In the present case, the angle could be found easily, but in real life example $Y$ does not correspond to a rectangle. So the idea, and that's the key idea of this method, is to find the angle that correspond to "least Gaussian" signals. It relies on the Central Limit theorem: a linear combination of two independent random variables is more Gaussian than the random variables themselves.

This can be seen below: the linear combinations $X$ and $Y$ are closer to Gaussians than $X0$:

GraphicsGrid[Histogram /@ # & /@ {X0, X, Y}]


So now the question is how to measure "Gaussianity"? There are several techniques, some based on negentropy, some based on kurtosis. Kurtosis is the fourth moment, and is one measure of Gaussianity. A normal distribution has a kurtosis of 3, so we can define a cost function as:

J[theta_] = Kurtosis /@ (RotationMatrix[theta].Y) - 3 // Simplify


Then we maximize the non-Gaussianity to obtain $Z$, our estimation of $X_0$:

thetaOpt = theta /. Last@FindMaximum[Norm@J[theta], {theta, 1.2}]
Z = RotationMatrix[thetaOpt].Y;


The estimation of $A$ is:

Atilde = Inverse[RotationMatrix[thetaOpt].MatrixPower[Covariance[Transpose@X], -.5]


To check the results:

 Audio[#, SampleRate -> fs] & /@ # & /@ {X0, X, Z}


It's not perfect, but not too bad!

Other examples

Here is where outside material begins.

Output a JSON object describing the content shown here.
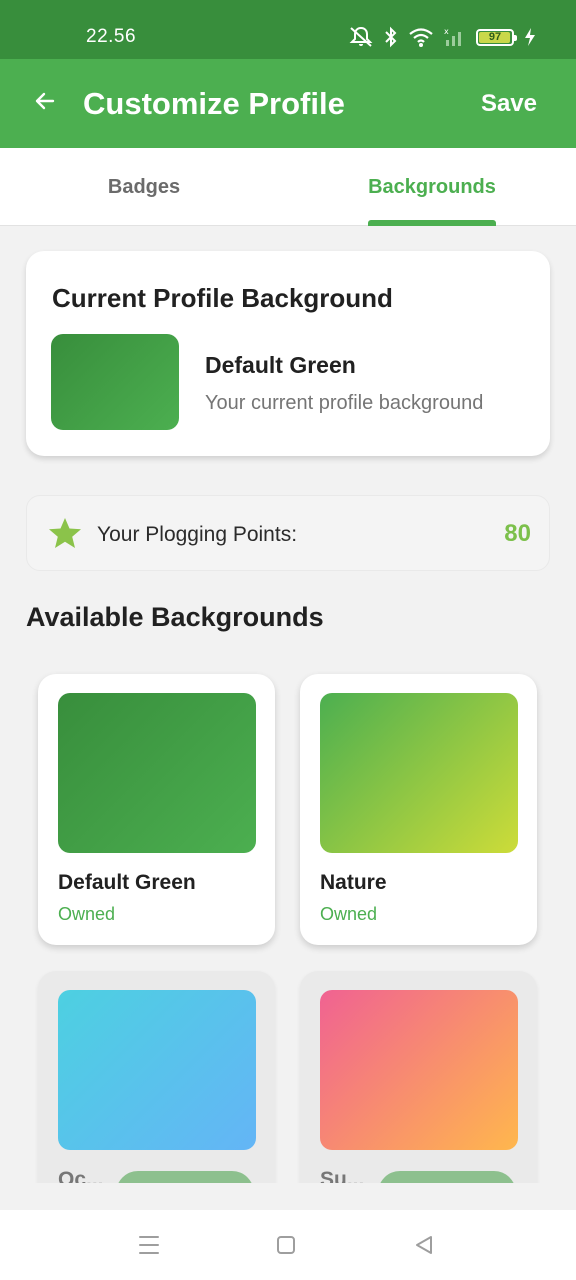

You can try by mixing the instruments, as in Anton Antunov's answer:

tl = 3;
fs = 44000;
audio = Audio[#, SampleRate -> fs] & /@ {SoundNote["C", {0, tl},
"Piano", SoundVolume -> 1],
SoundNote["C", {0, tl}, "SynthVoice", SoundVolume -> 1]};
X0 = (AudioData /@ audio)[[All, 1]];
A = {{1.2, .6}, {.4, 1.1}};
X = A.X0;
Audio[#, SampleRate -> fs] & /@ X


The results is not too bad either, see the histograms (note that the mix, in the second line, is pretty close to a Gaussian!):

GraphicsGrid[Histogram[#, 100] & /@ # & /@ {X0, X, Z}]


You can also try this cost function:

J2[theta_] = With[{y = RotationMatrix[theta].Y},
1/12*Mean[#^3]^2 + 1/48*Kurtosis[#]^2 & /@ y] // Simplify


Unfortunately, this code yields very poor results on a more complex examples such as section 1.

References